It took the Footballing world till the early 1990’s to recover from Dundee FC’s tartan getup before Greenock Morton released two Tartan Kits, a Home and Away Kit. The blue home Kit tartan is quite similar to the later registered Greenock Tartan. The away kit has the blue and red’s inverted.
Greenock Morton returned to a similar blue Tartan Kit between 2005-2007 too.
It wasn’t only domestic club sides that were getting in on the trend of Tartan Kits. The Scotland National Team’s supporters, known as the ‘Tartan Army‘ were joined by the players on the pitch in dressing in Tartan at the 1996 European Championship in England.
The kit appeared the normal dark blue from afar, but the intricate Tartan design was more apparent on closer viewing.
After several years without tartan, the 2014 Scotland Kit contains a dash of Tartan spirit. Tartan trim around the edges give a flash of Scottish heritage. There is a tip of the hat to Robert the Bruce also hidden on the top in the form of a Spider. His phrase…
‘If at first you don’t succeed – try, try again.‘
…fits well with the ethos of the Scottish National Team!
For the 2014/15 one of the ‘Old Firm‘ has chosen to have a tartan design on their Kit. Celtic’s Away Kit carries a tartan design, showing that the influence of Tartan stretches to the biggest teams in Scotland too. Here is their design:
It seems fitting that Tartan and Football go hand in hand, such strong Iconic Scottish symbols. Hopefully in the years to come we shall see more Tartan designs for kits, perhaps even Kilts replacing shorts!
It would be difficult to talk about the history of the Kilt without talking a little about the designs that were on them. Tartan, as the designs are known, was first seen as far back as the 3rd century with the discovery of ‘The Falkirk Tartan‘. This early check design is credited as being one of the first instances tartan.

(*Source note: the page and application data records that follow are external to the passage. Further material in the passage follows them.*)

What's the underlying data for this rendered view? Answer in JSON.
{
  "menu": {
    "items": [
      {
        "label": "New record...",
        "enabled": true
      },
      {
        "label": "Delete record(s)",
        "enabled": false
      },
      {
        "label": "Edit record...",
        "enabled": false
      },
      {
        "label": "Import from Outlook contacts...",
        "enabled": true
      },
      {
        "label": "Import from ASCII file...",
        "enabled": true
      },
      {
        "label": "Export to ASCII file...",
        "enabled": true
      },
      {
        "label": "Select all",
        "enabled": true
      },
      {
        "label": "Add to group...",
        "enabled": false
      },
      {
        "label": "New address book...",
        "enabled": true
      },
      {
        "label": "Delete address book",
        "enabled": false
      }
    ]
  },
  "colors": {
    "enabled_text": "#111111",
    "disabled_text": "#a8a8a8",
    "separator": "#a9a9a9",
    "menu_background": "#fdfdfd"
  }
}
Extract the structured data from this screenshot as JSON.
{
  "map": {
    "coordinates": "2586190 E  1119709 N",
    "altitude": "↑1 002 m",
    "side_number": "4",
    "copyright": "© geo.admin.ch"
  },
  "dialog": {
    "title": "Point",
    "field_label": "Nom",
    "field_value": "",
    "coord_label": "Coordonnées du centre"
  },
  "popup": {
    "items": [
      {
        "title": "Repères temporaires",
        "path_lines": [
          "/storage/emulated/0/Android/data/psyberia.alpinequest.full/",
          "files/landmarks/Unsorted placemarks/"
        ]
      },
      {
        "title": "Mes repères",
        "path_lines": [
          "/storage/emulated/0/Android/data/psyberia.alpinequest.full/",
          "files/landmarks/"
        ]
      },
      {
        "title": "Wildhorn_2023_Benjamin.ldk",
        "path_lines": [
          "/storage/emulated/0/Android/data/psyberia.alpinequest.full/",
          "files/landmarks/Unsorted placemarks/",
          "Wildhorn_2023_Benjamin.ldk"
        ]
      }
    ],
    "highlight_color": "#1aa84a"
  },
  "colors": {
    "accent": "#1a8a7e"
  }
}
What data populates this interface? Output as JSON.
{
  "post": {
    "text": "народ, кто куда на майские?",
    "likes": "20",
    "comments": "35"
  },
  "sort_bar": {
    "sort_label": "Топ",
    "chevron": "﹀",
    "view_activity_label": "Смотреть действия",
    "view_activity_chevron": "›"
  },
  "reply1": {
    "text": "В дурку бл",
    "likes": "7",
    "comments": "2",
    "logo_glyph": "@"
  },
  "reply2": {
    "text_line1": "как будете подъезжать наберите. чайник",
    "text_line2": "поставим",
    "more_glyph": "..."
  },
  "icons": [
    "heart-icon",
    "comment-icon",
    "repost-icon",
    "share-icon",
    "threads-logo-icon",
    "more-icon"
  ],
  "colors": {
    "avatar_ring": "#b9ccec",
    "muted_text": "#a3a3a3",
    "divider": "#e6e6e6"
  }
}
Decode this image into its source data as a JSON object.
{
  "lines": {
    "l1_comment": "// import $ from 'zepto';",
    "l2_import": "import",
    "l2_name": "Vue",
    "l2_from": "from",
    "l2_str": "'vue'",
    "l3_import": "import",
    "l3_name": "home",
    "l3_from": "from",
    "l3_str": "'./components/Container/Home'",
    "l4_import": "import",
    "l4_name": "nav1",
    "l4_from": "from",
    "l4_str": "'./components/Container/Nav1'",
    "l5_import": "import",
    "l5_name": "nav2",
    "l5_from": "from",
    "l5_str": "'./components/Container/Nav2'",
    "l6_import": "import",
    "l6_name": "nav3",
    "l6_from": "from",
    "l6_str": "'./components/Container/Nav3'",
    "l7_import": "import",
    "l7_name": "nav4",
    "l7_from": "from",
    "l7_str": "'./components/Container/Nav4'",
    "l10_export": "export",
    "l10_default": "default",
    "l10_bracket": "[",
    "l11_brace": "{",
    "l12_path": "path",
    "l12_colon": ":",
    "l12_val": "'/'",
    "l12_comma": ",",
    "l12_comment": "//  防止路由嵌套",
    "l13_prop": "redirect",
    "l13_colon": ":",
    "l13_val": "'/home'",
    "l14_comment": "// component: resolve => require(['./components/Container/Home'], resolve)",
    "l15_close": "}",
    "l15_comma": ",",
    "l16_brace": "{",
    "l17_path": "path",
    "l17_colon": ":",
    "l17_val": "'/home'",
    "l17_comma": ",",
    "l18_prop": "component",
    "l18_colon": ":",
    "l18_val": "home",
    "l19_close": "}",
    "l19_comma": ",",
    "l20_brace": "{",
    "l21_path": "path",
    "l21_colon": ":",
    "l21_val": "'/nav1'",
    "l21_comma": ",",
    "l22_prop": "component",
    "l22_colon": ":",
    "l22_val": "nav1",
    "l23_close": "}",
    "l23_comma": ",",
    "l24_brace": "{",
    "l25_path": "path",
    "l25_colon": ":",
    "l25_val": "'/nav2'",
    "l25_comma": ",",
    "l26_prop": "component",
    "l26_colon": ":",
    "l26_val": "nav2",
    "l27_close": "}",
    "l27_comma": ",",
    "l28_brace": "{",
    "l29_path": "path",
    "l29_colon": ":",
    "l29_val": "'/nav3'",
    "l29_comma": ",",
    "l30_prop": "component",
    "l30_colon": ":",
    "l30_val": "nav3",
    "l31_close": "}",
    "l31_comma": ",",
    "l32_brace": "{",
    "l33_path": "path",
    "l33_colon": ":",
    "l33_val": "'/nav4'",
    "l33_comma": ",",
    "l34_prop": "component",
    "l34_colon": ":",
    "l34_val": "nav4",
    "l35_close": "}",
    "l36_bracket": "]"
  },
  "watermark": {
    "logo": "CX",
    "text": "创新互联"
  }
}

Through the years tartan has developed. The basic check design has remained the same, but the amount of colours in the pattern and detail in the sett has changed.
The tartan we know today is thought to have fully developed around the 16th century. The differences in tartan patterns and the links to different family names or island residences is thought to have been first observed by Martin Martin in his 1703 writing ‘A description of the Western Isles of Scotland‘, where he said,

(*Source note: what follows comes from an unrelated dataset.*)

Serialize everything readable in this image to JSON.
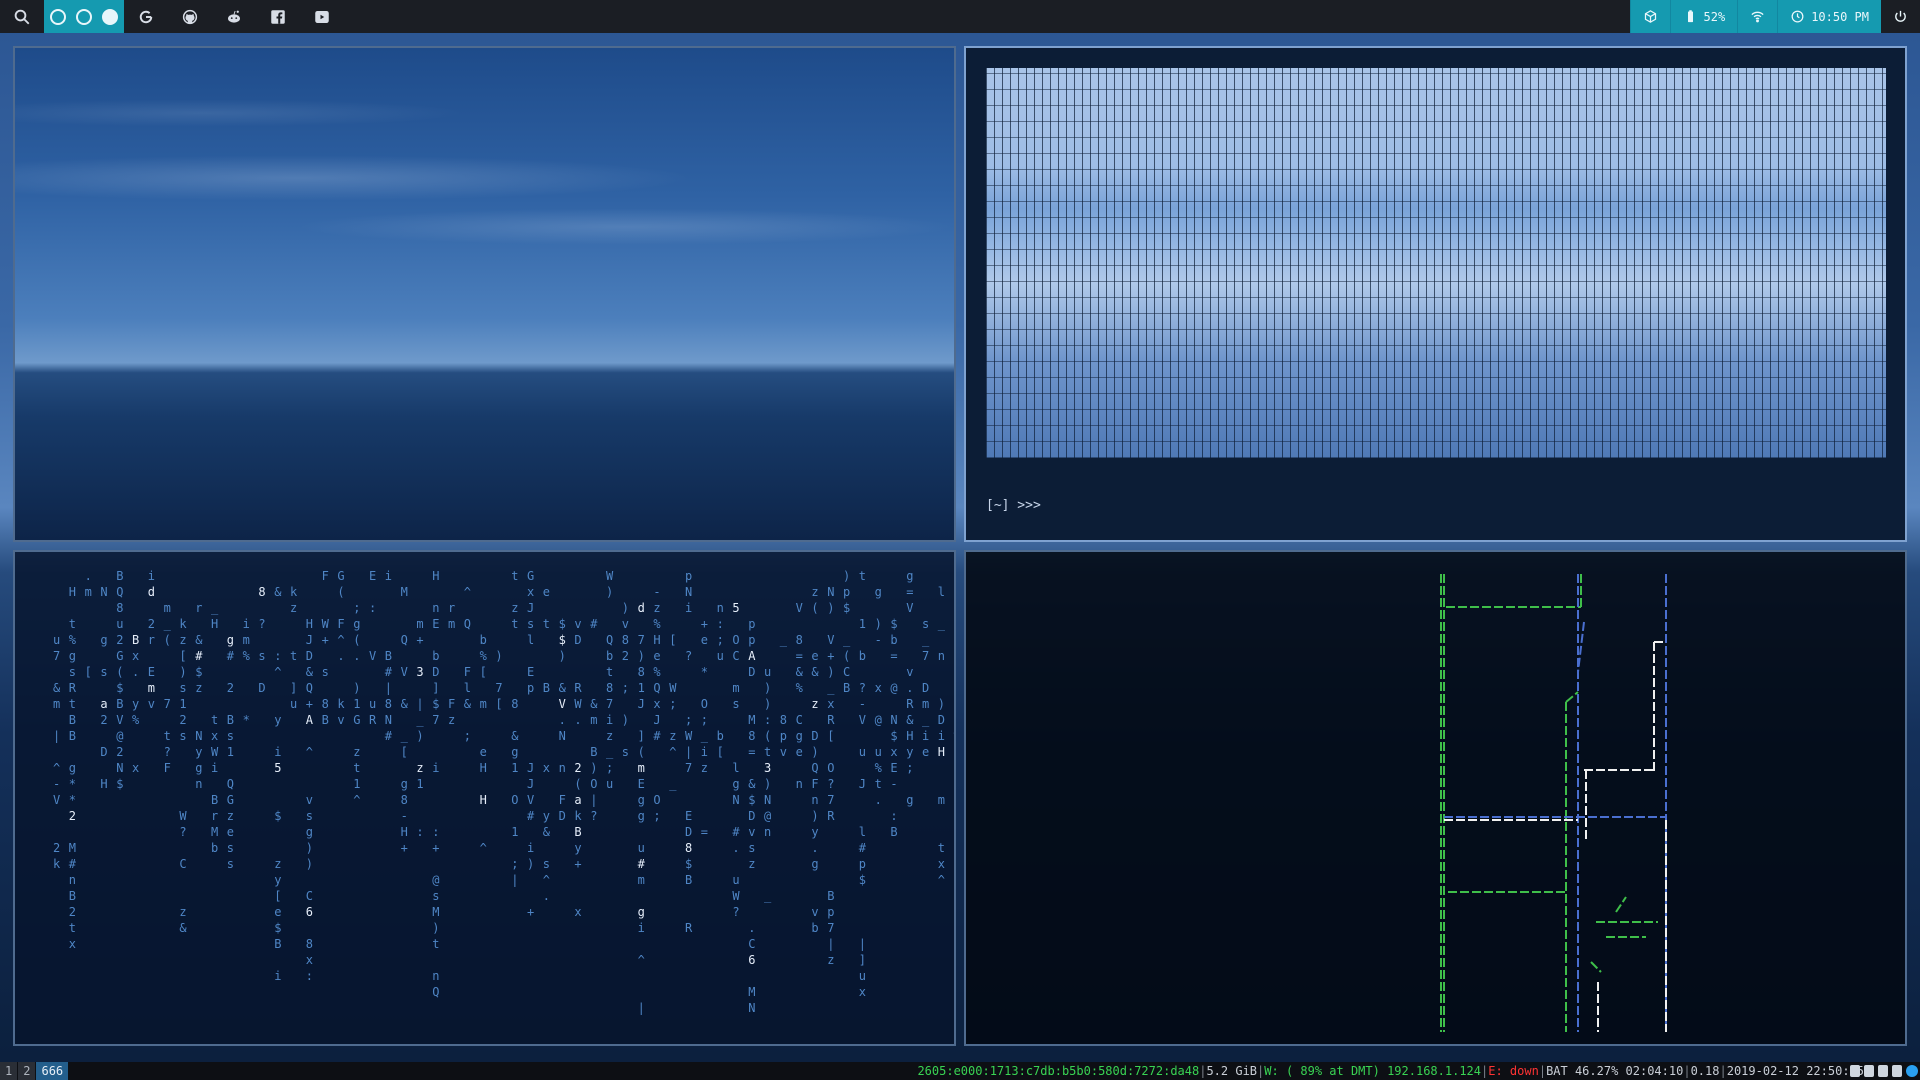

‘…each Isle differs from the other in thir fancy of making Plaids, as to the Stripes in Breadth and Colours. This Humour is as different thro the main Land of the Highlands, in so-far that they who have seen these Places are able, at the first view of a Man’s Plaid to guess the Place of his Residence…‘

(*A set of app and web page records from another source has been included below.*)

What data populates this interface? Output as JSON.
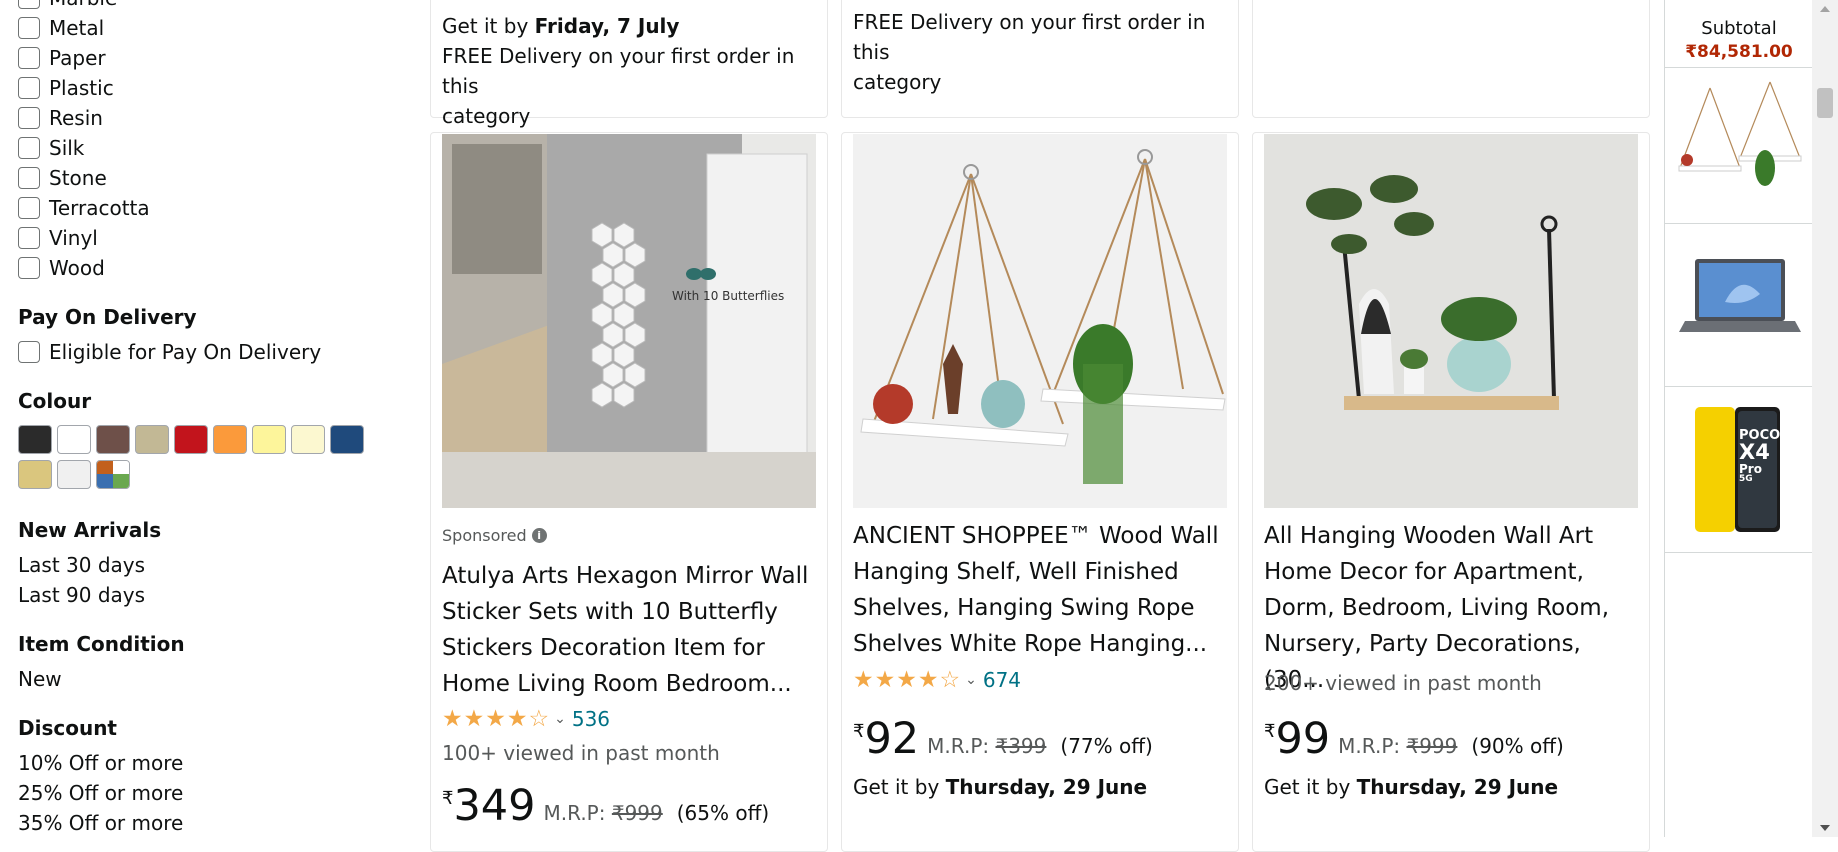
{
  "filters": {
    "partial_label": "Marble",
    "materials": [
      "Metal",
      "Paper",
      "Plastic",
      "Resin",
      "Silk",
      "Stone",
      "Terracotta",
      "Vinyl",
      "Wood"
    ],
    "pay_on_delivery": {
      "heading": "Pay On Delivery",
      "option": "Eligible for Pay On Delivery"
    },
    "colour": {
      "heading": "Colour",
      "swatches": [
        "#2b2b2b",
        "#ffffff",
        "#6e5049",
        "#c2b895",
        "#c2141c",
        "#fb9a3b",
        "#fdf59b",
        "#fcf8d0",
        "#1f4a7c",
        "#dac67e",
        "#f0f0f0",
        "multi"
      ]
    },
    "new_arrivals": {
      "heading": "New Arrivals",
      "options": [
        "Last 30 days",
        "Last 90 days"
      ]
    },
    "item_condition": {
      "heading": "Item Condition",
      "options": [
        "New"
      ]
    },
    "discount": {
      "heading": "Discount",
      "options": [
        "10% Off or more",
        "25% Off or more",
        "35% Off or more"
      ]
    }
  },
  "top_cards": {
    "col1": {
      "delivery_prefix": "Get it by ",
      "delivery_date": "Friday, 7 July",
      "free_line1": "FREE Delivery on your first order in this",
      "free_line2": "category"
    },
    "col2": {
      "free_line1": "FREE Delivery on your first order in this",
      "free_line2": "category"
    }
  },
  "products": [
    {
      "sponsored": "Sponsored",
      "image_overlay": "With 10 Butterflies",
      "title_lines": [
        "Atulya Arts Hexagon Mirror Wall",
        "Sticker Sets with 10 Butterfly",
        "Stickers Decoration Item for",
        "Home Living Room Bedroom..."
      ],
      "rating": 4.0,
      "rating_count": "536",
      "viewed": "100+ viewed in past month",
      "currency": "₹",
      "price": "349",
      "mrp_label": "M.R.P: ",
      "mrp": "₹999",
      "discount": "(65% off)"
    },
    {
      "title_lines": [
        "ANCIENT SHOPPEE™ Wood Wall",
        "Hanging Shelf, Well Finished",
        "Shelves, Hanging Swing Rope",
        "Shelves White Rope Hanging..."
      ],
      "rating": 4.0,
      "rating_count": "674",
      "currency": "₹",
      "price": "92",
      "mrp_label": "M.R.P: ",
      "mrp": "₹399",
      "discount": "(77% off)",
      "delivery_prefix": "Get it by ",
      "delivery_date": "Thursday, 29 June"
    },
    {
      "title_lines": [
        "All Hanging Wooden Wall Art",
        "Home Decor for Apartment,",
        "Dorm, Bedroom, Living Room,",
        "Nursery, Party Decorations, (30..."
      ],
      "viewed": "200+ viewed in past month",
      "currency": "₹",
      "price": "99",
      "mrp_label": "M.R.P: ",
      "mrp": "₹999",
      "discount": "(90% off)",
      "delivery_prefix": "Get it by ",
      "delivery_date": "Thursday, 29 June"
    }
  ],
  "cart": {
    "subtotal_label": "Subtotal",
    "subtotal_value": "₹84,581.00",
    "items": [
      "hanging-shelf-thumbnail",
      "laptop-thumbnail",
      "poco-x4-pro-phone-thumbnail"
    ],
    "phone_text": [
      "POCO",
      "X4",
      "Pro",
      "5G"
    ]
  }
}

Being able to tell where someone is from by the tartan of their Kilt perhaps is not as easy today with the increased movement of people, but when choosing a tartan a good place to start is with a family name (own name, mothers maiden name etc.). There are no restrictions for what tartan you can wear, so it is personal preference if your family isn’t associated with a clan (or your family tartan isn’t the flashiest!)
Along with developments to the tartan patterns came changes to the design of the Kilt. In 1723 Thomas Rawlinson introduced a Kilt design that made working in his charcoal factory more practical. Essentially he had removed the Plaid from the Great Kilt, so the wearer was just left with the bottom half. This design grew popular and is what we know as the Kilt today.
The new design stuck and this is the most popular design for a Kilt today.
In the next blog post we will look at the troubled period of the Dress Act 1746 which made the wearing of Highland Dress (including Kilts and Tartan) illegal in Scotland! Find Part 3 HERE!